Degree Type


Degree Name

Doctor of Philosophy


This thesis examines how the visual system solves the motion correspondence problem. In four related experiments, subjects indicated the perceived direction of movement of an element that could, for a single display, be seen to move either to the left or to the right. It was found that thresholds for this direction detection task could be influenced by the presence of an unambiguously moving context. In general, there was a tendency to see the test element move in the same direction as the context. These results indicate that when the visual system solves the motion correspondence problem, interdependencies between the movements of different display elements are taken into account. It is hypothesized that the visual system attempts to minimize the relative velocity of elements, because in the three-dimensional world, the cohesiveness of matter dictates that elements near one another on a moving object should have similar motions. This relative velocity constraint was applied in two related computer simulation models. These models computed the same correspondence matches as computed by the human visual system for many different apparent motion displays. These results indicated that the relative velocity constraint can serve as a plausible natural constraint on solutions to the motion correspondence problem.

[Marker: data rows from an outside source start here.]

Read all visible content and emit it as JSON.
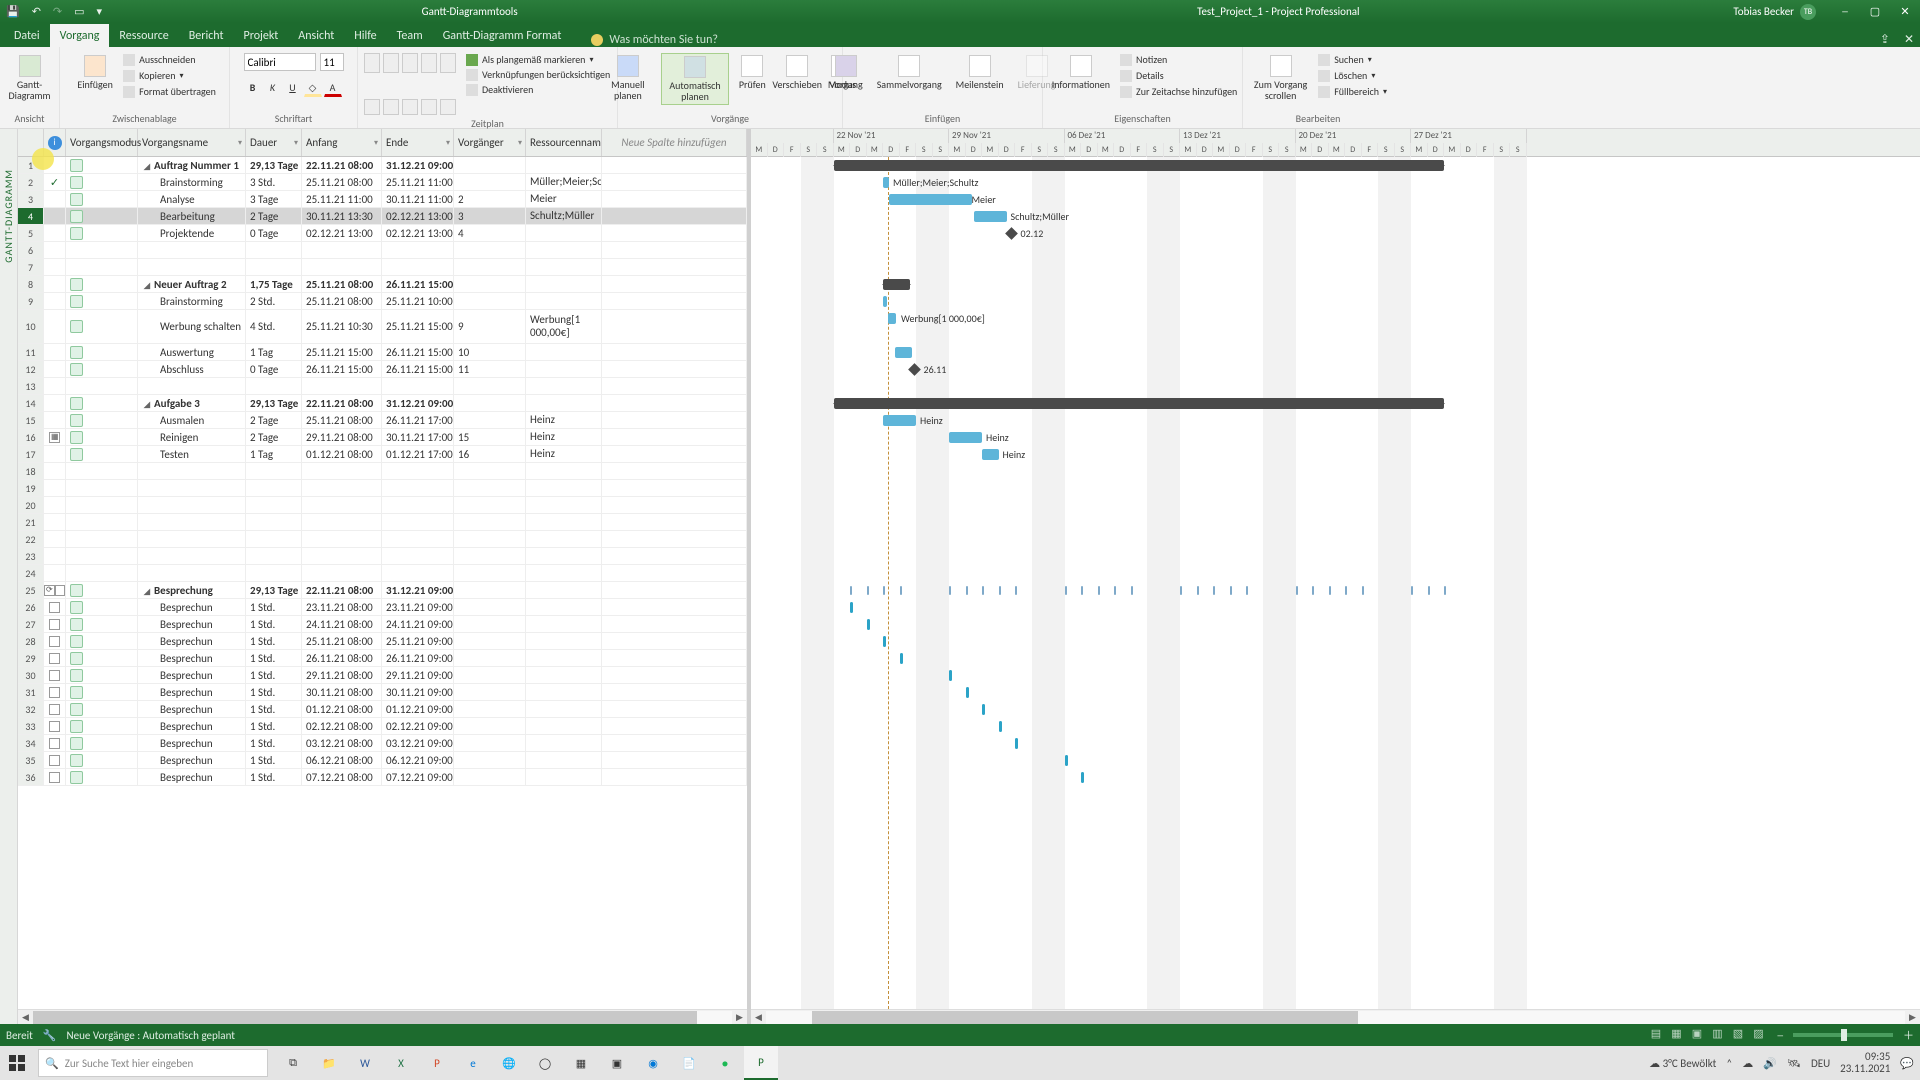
{
  "title": {
    "tools_caption": "Gantt-Diagrammtools",
    "document": "Test_Project_1 - Project Professional",
    "user": "Tobias Becker",
    "user_initials": "TB"
  },
  "menu": {
    "tabs": [
      "Datei",
      "Vorgang",
      "Ressource",
      "Bericht",
      "Projekt",
      "Ansicht",
      "Hilfe",
      "Team",
      "Gantt-Diagramm Format"
    ],
    "active": "Vorgang",
    "tell_me": "Was möchten Sie tun?"
  },
  "ribbon": {
    "groups": {
      "view": {
        "button": "Gantt-\nDiagramm",
        "label": "Ansicht"
      },
      "clipboard": {
        "paste": "Einfügen",
        "cut": "Ausschneiden",
        "copy": "Kopieren",
        "format_painter": "Format übertragen",
        "label": "Zwischenablage"
      },
      "font": {
        "name": "Calibri",
        "size": "11",
        "label": "Schriftart"
      },
      "schedule": {
        "on_track": "Als plangemäß markieren",
        "respect_links": "Verknüpfungen berücksichtigen",
        "deactivate": "Deaktivieren",
        "label": "Zeitplan"
      },
      "tasks": {
        "manual": "Manuell\nplanen",
        "auto": "Automatisch\nplanen",
        "inspect": "Prüfen",
        "move": "Verschieben",
        "mode": "Modus",
        "label": "Vorgänge"
      },
      "insert": {
        "task": "Vorgang",
        "summary": "Sammelvorgang",
        "milestone": "Meilenstein",
        "deliverable": "Lieferung",
        "label": "Einfügen"
      },
      "properties": {
        "information": "Informationen",
        "notes": "Notizen",
        "details": "Details",
        "add_timeline": "Zur Zeitachse hinzufügen",
        "label": "Eigenschaften"
      },
      "edit": {
        "scroll_to": "Zum Vorgang\nscrollen",
        "find": "Suchen",
        "clear": "Löschen",
        "fill": "Füllbereich",
        "label": "Bearbeiten"
      }
    }
  },
  "columns": {
    "info": "ⓘ",
    "mode": "Vorgangsmodus",
    "name": "Vorgangsname",
    "dur": "Dauer",
    "start": "Anfang",
    "end": "Ende",
    "pred": "Vorgänger",
    "res": "Ressourcennam",
    "newcol": "Neue Spalte hinzufügen"
  },
  "rows": [
    {
      "n": 1,
      "summary": true,
      "name": "Auftrag Nummer 1",
      "dur": "29,13 Tage",
      "start": "22.11.21 08:00",
      "end": "31.12.21 09:00"
    },
    {
      "n": 2,
      "ind": "check",
      "name": "Brainstorming",
      "dur": "3 Std.",
      "start": "25.11.21 08:00",
      "end": "25.11.21 11:00",
      "res": "Müller;Meier;Sch",
      "indent": 1
    },
    {
      "n": 3,
      "name": "Analyse",
      "dur": "3 Tage",
      "start": "25.11.21 11:00",
      "end": "30.11.21 11:00",
      "pred": "2",
      "res": "Meier",
      "indent": 1
    },
    {
      "n": 4,
      "selected": true,
      "name": "Bearbeitung",
      "dur": "2 Tage",
      "start": "30.11.21 13:30",
      "end": "02.12.21 13:00",
      "pred": "3",
      "res": "Schultz;Müller",
      "indent": 1
    },
    {
      "n": 5,
      "name": "Projektende",
      "dur": "0 Tage",
      "start": "02.12.21 13:00",
      "end": "02.12.21 13:00",
      "pred": "4",
      "indent": 1
    },
    {
      "n": 6
    },
    {
      "n": 7
    },
    {
      "n": 8,
      "summary": true,
      "name": "Neuer Auftrag 2",
      "dur": "1,75 Tage",
      "start": "25.11.21 08:00",
      "end": "26.11.21 15:00"
    },
    {
      "n": 9,
      "name": "Brainstorming",
      "dur": "2 Std.",
      "start": "25.11.21 08:00",
      "end": "25.11.21 10:00",
      "indent": 1
    },
    {
      "n": 10,
      "name": "Werbung schalten",
      "dur": "4 Std.",
      "start": "25.11.21 10:30",
      "end": "25.11.21 15:00",
      "pred": "9",
      "res": "Werbung[1 000,00€]",
      "indent": 1,
      "tall": true
    },
    {
      "n": 11,
      "name": "Auswertung",
      "dur": "1 Tag",
      "start": "25.11.21 15:00",
      "end": "26.11.21 15:00",
      "pred": "10",
      "indent": 1
    },
    {
      "n": 12,
      "name": "Abschluss",
      "dur": "0 Tage",
      "start": "26.11.21 15:00",
      "end": "26.11.21 15:00",
      "pred": "11",
      "indent": 1
    },
    {
      "n": 13
    },
    {
      "n": 14,
      "summary": true,
      "name": "Aufgabe 3",
      "dur": "29,13 Tage",
      "start": "22.11.21 08:00",
      "end": "31.12.21 09:00"
    },
    {
      "n": 15,
      "name": "Ausmalen",
      "dur": "2 Tage",
      "start": "25.11.21 08:00",
      "end": "26.11.21 17:00",
      "res": "Heinz",
      "indent": 1
    },
    {
      "n": 16,
      "ind": "cal",
      "name": "Reinigen",
      "dur": "2 Tage",
      "start": "29.11.21 08:00",
      "end": "30.11.21 17:00",
      "pred": "15",
      "res": "Heinz",
      "indent": 1
    },
    {
      "n": 17,
      "name": "Testen",
      "dur": "1 Tag",
      "start": "01.12.21 08:00",
      "end": "01.12.21 17:00",
      "pred": "16",
      "res": "Heinz",
      "indent": 1
    },
    {
      "n": 18
    },
    {
      "n": 19
    },
    {
      "n": 20
    },
    {
      "n": 21
    },
    {
      "n": 22
    },
    {
      "n": 23
    },
    {
      "n": 24
    },
    {
      "n": 25,
      "ind": "rec sp",
      "summary": true,
      "name": "Besprechung",
      "dur": "29,13 Tage",
      "start": "22.11.21 08:00",
      "end": "31.12.21 09:00",
      "align": "right"
    },
    {
      "n": 26,
      "ind": "sp",
      "name": "Besprechun",
      "dur": "1 Std.",
      "start": "23.11.21 08:00",
      "end": "23.11.21 09:00",
      "indent": 1
    },
    {
      "n": 27,
      "ind": "sp",
      "name": "Besprechun",
      "dur": "1 Std.",
      "start": "24.11.21 08:00",
      "end": "24.11.21 09:00",
      "indent": 1
    },
    {
      "n": 28,
      "ind": "sp",
      "name": "Besprechun",
      "dur": "1 Std.",
      "start": "25.11.21 08:00",
      "end": "25.11.21 09:00",
      "indent": 1
    },
    {
      "n": 29,
      "ind": "sp",
      "name": "Besprechun",
      "dur": "1 Std.",
      "start": "26.11.21 08:00",
      "end": "26.11.21 09:00",
      "indent": 1
    },
    {
      "n": 30,
      "ind": "sp",
      "name": "Besprechun",
      "dur": "1 Std.",
      "start": "29.11.21 08:00",
      "end": "29.11.21 09:00",
      "indent": 1
    },
    {
      "n": 31,
      "ind": "sp",
      "name": "Besprechun",
      "dur": "1 Std.",
      "start": "30.11.21 08:00",
      "end": "30.11.21 09:00",
      "indent": 1
    },
    {
      "n": 32,
      "ind": "sp",
      "name": "Besprechun",
      "dur": "1 Std.",
      "start": "01.12.21 08:00",
      "end": "01.12.21 09:00",
      "indent": 1
    },
    {
      "n": 33,
      "ind": "sp",
      "name": "Besprechun",
      "dur": "1 Std.",
      "start": "02.12.21 08:00",
      "end": "02.12.21 09:00",
      "indent": 1
    },
    {
      "n": 34,
      "ind": "sp",
      "name": "Besprechun",
      "dur": "1 Std.",
      "start": "03.12.21 08:00",
      "end": "03.12.21 09:00",
      "indent": 1
    },
    {
      "n": 35,
      "ind": "sp",
      "name": "Besprechun",
      "dur": "1 Std.",
      "start": "06.12.21 08:00",
      "end": "06.12.21 09:00",
      "indent": 1
    },
    {
      "n": 36,
      "ind": "sp",
      "name": "Besprechun",
      "dur": "1 Std.",
      "start": "07.12.21 08:00",
      "end": "07.12.21 09:00",
      "indent": 1
    }
  ],
  "gantt": {
    "weeks": [
      "22 Nov '21",
      "29 Nov '21",
      "06 Dez '21",
      "13 Dez '21",
      "20 Dez '21",
      "27 Dez '21"
    ],
    "days": [
      "M",
      "D",
      "M",
      "D",
      "F",
      "S",
      "S"
    ],
    "labels": {
      "r2": "Müller;Meier;Schultz",
      "r3": "Meier",
      "r4": "Schultz;Müller",
      "r5": "02.12",
      "r10": "Werbung[1 000,00€]",
      "r12": "26.11",
      "r15": "Heinz",
      "r16": "Heinz",
      "r17": "Heinz"
    }
  },
  "status": {
    "ready": "Bereit",
    "mode": "Neue Vorgänge : Automatisch geplant"
  },
  "taskbar": {
    "search": "Zur Suche Text hier eingeben",
    "weather": "3°C  Bewölkt",
    "lang": "DEU",
    "time": "09:35",
    "date": "23.11.2021"
  },
  "sidebar_label": "GANTT-DIAGRAMM"
}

To view the content in your browser, please download Adobe Reader or, alternately,
you may Download the file to your hard drive.

NOTE: The latest versions of Adobe Reader do not support viewing PDF files within Firefox on Mac OS and if you are using a modern (Intel) Mac, there is no official plugin for viewing PDF files within the browser window.